◆ **Goal of the exercise**: Find and copy the lines in the records beneath this task that contain the word "required".

=== Record set ===

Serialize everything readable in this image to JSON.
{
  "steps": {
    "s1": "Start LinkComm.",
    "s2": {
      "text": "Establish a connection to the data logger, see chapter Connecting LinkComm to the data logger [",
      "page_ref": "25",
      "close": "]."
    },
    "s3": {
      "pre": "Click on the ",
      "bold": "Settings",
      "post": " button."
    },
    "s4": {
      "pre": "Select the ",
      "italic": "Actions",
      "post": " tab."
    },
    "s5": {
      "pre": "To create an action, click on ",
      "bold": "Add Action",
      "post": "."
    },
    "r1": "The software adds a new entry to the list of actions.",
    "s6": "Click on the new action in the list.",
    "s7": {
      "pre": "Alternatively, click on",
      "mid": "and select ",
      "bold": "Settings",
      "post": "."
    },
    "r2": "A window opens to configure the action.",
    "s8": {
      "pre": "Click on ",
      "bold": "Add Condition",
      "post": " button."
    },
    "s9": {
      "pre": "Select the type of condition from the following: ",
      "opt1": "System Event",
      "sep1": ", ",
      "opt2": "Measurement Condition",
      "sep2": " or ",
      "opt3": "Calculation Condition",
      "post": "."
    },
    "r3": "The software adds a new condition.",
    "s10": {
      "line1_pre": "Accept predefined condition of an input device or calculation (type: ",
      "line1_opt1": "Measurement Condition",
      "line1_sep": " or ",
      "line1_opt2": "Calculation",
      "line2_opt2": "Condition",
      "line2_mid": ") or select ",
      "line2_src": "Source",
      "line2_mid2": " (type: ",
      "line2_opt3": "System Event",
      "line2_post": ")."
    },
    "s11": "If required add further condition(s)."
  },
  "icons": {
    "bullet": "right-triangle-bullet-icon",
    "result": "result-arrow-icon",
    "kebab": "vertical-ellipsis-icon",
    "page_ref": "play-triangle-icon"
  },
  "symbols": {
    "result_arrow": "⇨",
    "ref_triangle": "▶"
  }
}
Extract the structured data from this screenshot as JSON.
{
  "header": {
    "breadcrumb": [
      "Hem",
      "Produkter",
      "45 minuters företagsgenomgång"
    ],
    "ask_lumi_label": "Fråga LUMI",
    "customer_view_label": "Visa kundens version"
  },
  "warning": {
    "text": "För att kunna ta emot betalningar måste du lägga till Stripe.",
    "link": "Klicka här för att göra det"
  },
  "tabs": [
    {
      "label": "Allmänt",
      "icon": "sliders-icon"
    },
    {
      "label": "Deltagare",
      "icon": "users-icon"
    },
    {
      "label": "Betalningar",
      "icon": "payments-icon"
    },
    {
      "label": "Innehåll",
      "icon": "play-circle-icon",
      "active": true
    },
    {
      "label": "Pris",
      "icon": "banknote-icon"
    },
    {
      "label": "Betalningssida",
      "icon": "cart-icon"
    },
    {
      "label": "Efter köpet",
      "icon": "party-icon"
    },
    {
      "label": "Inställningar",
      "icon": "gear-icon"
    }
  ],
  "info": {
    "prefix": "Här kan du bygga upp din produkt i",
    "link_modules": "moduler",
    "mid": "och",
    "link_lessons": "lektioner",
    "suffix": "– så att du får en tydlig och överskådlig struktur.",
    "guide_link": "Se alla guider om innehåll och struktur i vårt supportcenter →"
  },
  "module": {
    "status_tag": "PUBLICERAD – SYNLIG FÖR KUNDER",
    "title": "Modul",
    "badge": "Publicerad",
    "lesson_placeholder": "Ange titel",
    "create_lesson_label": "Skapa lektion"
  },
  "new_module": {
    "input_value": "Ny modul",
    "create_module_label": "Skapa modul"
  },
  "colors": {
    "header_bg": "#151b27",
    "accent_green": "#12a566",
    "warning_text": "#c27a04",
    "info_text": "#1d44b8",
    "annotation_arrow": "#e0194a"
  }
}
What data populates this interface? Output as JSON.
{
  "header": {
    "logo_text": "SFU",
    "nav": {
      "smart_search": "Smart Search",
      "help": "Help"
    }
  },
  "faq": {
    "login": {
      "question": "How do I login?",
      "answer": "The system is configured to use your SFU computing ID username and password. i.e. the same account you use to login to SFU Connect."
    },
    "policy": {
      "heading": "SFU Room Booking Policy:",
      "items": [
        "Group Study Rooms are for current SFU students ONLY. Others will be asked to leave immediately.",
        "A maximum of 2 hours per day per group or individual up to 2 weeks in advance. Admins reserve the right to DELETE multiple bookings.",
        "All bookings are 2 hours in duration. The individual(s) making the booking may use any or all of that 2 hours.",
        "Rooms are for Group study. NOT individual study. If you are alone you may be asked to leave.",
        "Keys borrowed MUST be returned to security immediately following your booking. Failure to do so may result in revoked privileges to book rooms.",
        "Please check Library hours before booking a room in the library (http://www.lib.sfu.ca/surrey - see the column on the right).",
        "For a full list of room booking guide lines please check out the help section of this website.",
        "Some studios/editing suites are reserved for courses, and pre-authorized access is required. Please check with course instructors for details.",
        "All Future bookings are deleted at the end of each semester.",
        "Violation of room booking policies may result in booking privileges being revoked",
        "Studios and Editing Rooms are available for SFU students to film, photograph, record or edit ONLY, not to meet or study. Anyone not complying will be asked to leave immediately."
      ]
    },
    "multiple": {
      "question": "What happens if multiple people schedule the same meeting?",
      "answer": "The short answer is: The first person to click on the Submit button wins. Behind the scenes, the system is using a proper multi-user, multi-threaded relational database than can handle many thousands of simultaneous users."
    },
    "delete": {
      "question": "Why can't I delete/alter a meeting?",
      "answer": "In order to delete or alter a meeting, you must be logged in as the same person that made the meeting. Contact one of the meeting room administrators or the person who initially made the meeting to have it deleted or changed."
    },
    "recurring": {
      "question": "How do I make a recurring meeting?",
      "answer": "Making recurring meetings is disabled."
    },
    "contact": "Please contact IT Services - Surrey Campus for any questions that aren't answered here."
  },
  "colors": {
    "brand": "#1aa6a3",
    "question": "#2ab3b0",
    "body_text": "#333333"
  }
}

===

◆ **Result of the exercise**:
    "s11": "If required add further condition(s)."
        "Some studios/editing suites are reserved for courses, and pre-authorized access is required. Please check with course instructors for details.",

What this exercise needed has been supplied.